While a limited number of embodiments of the invention have been described, it will be appreciated that many variations may be made thereto without departing from the spirit and scope of the present invention.
1. A device for permanently implanting an artificial tooth into the mouth of a patient, said device comprising an implanting portion in the form of a comparatively thin blade having an opening provided therein and having its lower free end formed into a sharp edge capable of being directly forced into the bone structure of the patient, and a comparatively massive support portion extending upwardly from and operatively joined to the upper end of said implanting portion and adapted to have an artificial tooth structure secured thereon, said support portion constituting means adapted to have a force applied thereto and effective to transmit said force to said implanting portion, thereby to drive said implanting portion into the bone sufficiently to securely retain said device, and the artificial tooth structure applied thereon, on said bone.
2. The device of claim 1, in which said implanting portion is substantially in the form of a ring, the lower edge of which defines said sharp edge.
3. The device of claim 2, in which the upper end of said implanting portion comprises a structural member extending laterally to both sides of said support portion, said support portion extending upwardly therefrom.
4. In the device of claim 3, a vertical member extending between the upper and lower sections of said ring in substantial alignment with said support portion.
5. The device of claim 1, in which the upper end of said implanting portion comprises a structural member mild extending laterally to both sides of said support portion, said support portion extending upwardly therefrom.

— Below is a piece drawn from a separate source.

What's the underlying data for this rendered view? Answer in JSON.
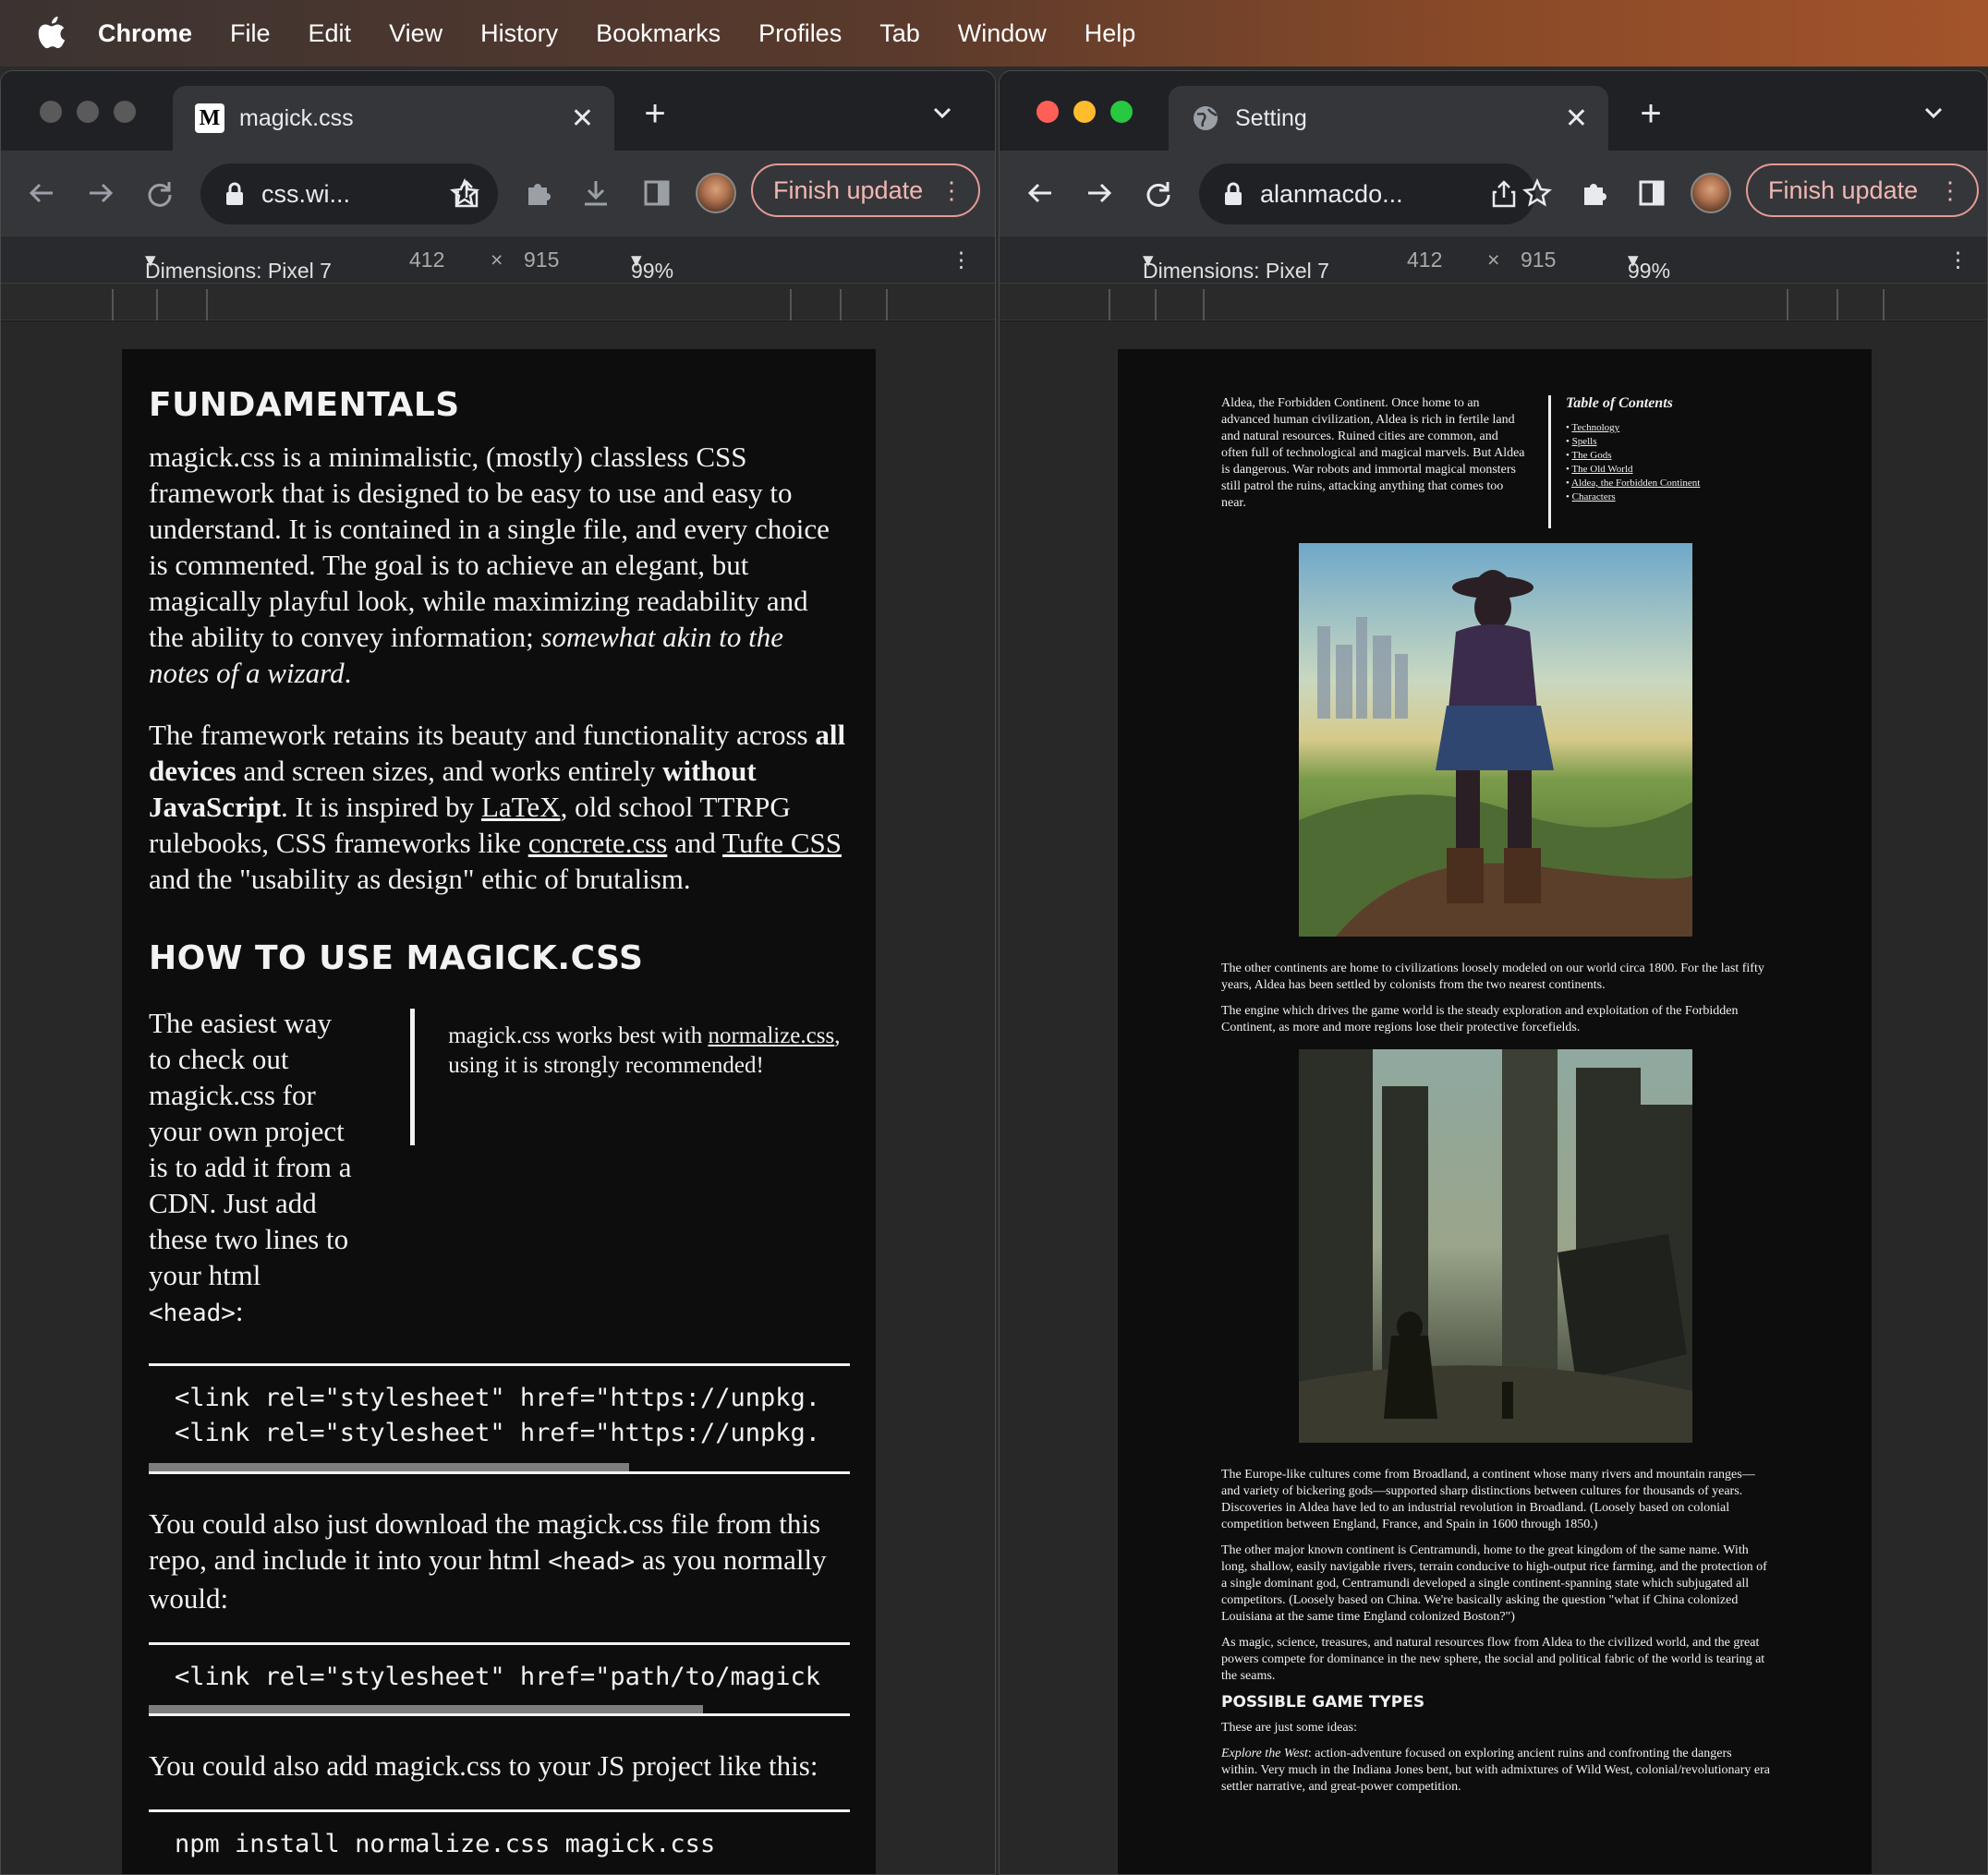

6. The device of claim 1, in which said implanting portion is in the form of a plurality of downwardly extending, tapered, laterally spaced fingers, each of said fingers being tapered to define, at their free ends, said sharp edge.
7. The device of claim 6, in which the upper end of said implanting portion comprises a structural member extending laterally to both sides of said support portion, said support portion extending upwardly therefrom.
8. The device of claim 2, in which the upper edge of said ring is substantially horizontal.
9. The device of claim 2, in which the upper edge of said ring inclines downwardly and outwardly from said support portion.
10. The device of claim 2, in which the upper edge of said implanting portion extends out laterally beyond said ring.
11. The device of claim 1, in which the upper edge of said implanting portion is substantially horizontal,
12. The device of claim 1, in which the upper edge of said implanting portion inclines downwardly and outwardly from said support portion.
References Cited UNITED STATES PATENTS 495,898 4/1893 Merrill 32 13 693,884 2/1902 Nagy 3213 1,218,289 3/1917 Maker 32-13 ROBERT PESHOCK, Primary Examiner